Information shown:
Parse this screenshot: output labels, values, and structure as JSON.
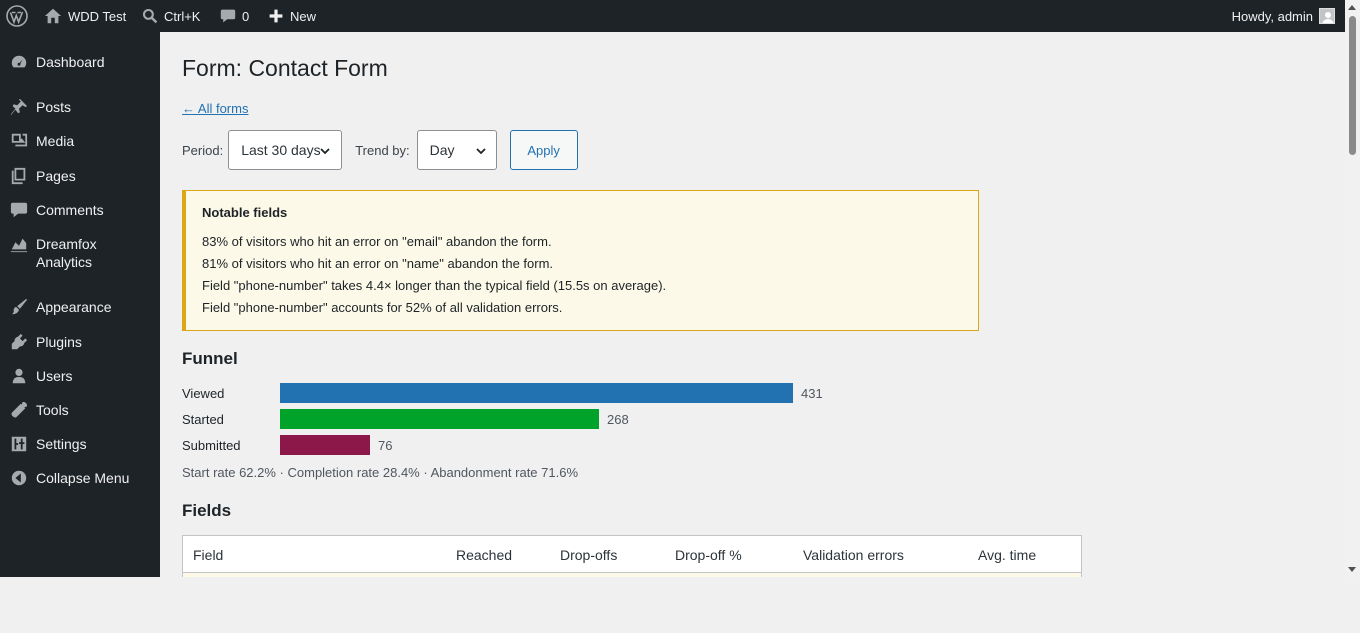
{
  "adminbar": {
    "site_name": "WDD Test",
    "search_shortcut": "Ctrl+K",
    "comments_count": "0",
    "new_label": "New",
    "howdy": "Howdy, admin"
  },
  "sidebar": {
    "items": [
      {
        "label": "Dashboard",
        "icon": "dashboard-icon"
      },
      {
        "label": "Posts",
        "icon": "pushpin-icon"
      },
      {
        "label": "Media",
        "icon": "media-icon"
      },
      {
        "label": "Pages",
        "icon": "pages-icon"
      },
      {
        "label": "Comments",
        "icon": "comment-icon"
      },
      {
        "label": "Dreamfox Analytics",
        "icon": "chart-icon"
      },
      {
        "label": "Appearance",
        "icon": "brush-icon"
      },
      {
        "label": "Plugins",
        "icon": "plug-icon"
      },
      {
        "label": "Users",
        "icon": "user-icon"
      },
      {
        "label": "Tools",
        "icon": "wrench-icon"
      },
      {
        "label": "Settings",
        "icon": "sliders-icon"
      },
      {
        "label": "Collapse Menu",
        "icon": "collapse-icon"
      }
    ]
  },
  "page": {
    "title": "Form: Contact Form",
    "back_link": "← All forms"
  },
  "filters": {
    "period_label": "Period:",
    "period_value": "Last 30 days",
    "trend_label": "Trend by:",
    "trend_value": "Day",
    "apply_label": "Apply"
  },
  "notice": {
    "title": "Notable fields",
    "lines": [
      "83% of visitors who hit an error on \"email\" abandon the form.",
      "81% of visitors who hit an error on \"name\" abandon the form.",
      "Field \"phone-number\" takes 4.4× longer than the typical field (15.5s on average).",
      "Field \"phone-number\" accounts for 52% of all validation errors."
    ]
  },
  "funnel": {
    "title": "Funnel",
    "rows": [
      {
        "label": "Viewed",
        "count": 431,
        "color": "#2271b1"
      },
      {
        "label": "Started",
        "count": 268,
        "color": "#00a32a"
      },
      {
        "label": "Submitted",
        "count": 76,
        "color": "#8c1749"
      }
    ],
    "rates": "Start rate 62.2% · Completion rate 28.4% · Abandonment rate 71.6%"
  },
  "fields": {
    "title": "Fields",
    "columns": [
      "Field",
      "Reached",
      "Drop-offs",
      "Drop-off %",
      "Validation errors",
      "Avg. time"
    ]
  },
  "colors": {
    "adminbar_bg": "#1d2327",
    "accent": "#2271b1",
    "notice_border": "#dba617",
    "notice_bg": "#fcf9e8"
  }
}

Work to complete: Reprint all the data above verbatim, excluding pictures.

Completed task:
Parse this screenshot: output labels, values, and structure as JSON.
{
  "adminbar": {
    "site_name": "WDD Test",
    "search_shortcut": "Ctrl+K",
    "comments_count": "0",
    "new_label": "New",
    "howdy": "Howdy, admin"
  },
  "sidebar": {
    "items": [
      {
        "label": "Dashboard",
        "icon": "dashboard-icon"
      },
      {
        "label": "Posts",
        "icon": "pushpin-icon"
      },
      {
        "label": "Media",
        "icon": "media-icon"
      },
      {
        "label": "Pages",
        "icon": "pages-icon"
      },
      {
        "label": "Comments",
        "icon": "comment-icon"
      },
      {
        "label": "Dreamfox Analytics",
        "icon": "chart-icon"
      },
      {
        "label": "Appearance",
        "icon": "brush-icon"
      },
      {
        "label": "Plugins",
        "icon": "plug-icon"
      },
      {
        "label": "Users",
        "icon": "user-icon"
      },
      {
        "label": "Tools",
        "icon": "wrench-icon"
      },
      {
        "label": "Settings",
        "icon": "sliders-icon"
      },
      {
        "label": "Collapse Menu",
        "icon": "collapse-icon"
      }
    ]
  },
  "page": {
    "title": "Form: Contact Form",
    "back_link": "← All forms"
  },
  "filters": {
    "period_label": "Period:",
    "period_value": "Last 30 days",
    "trend_label": "Trend by:",
    "trend_value": "Day",
    "apply_label": "Apply"
  },
  "notice": {
    "title": "Notable fields",
    "lines": [
      "83% of visitors who hit an error on \"email\" abandon the form.",
      "81% of visitors who hit an error on \"name\" abandon the form.",
      "Field \"phone-number\" takes 4.4× longer than the typical field (15.5s on average).",
      "Field \"phone-number\" accounts for 52% of all validation errors."
    ]
  },
  "funnel": {
    "title": "Funnel",
    "rows": [
      {
        "label": "Viewed",
        "count": 431,
        "color": "#2271b1"
      },
      {
        "label": "Started",
        "count": 268,
        "color": "#00a32a"
      },
      {
        "label": "Submitted",
        "count": 76,
        "color": "#8c1749"
      }
    ],
    "rates": "Start rate 62.2% · Completion rate 28.4% · Abandonment rate 71.6%"
  },
  "fields": {
    "title": "Fields",
    "columns": [
      "Field",
      "Reached",
      "Drop-offs",
      "Drop-off %",
      "Validation errors",
      "Avg. time"
    ]
  },
  "colors": {
    "adminbar_bg": "#1d2327",
    "accent": "#2271b1",
    "notice_border": "#dba617",
    "notice_bg": "#fcf9e8"
  }
}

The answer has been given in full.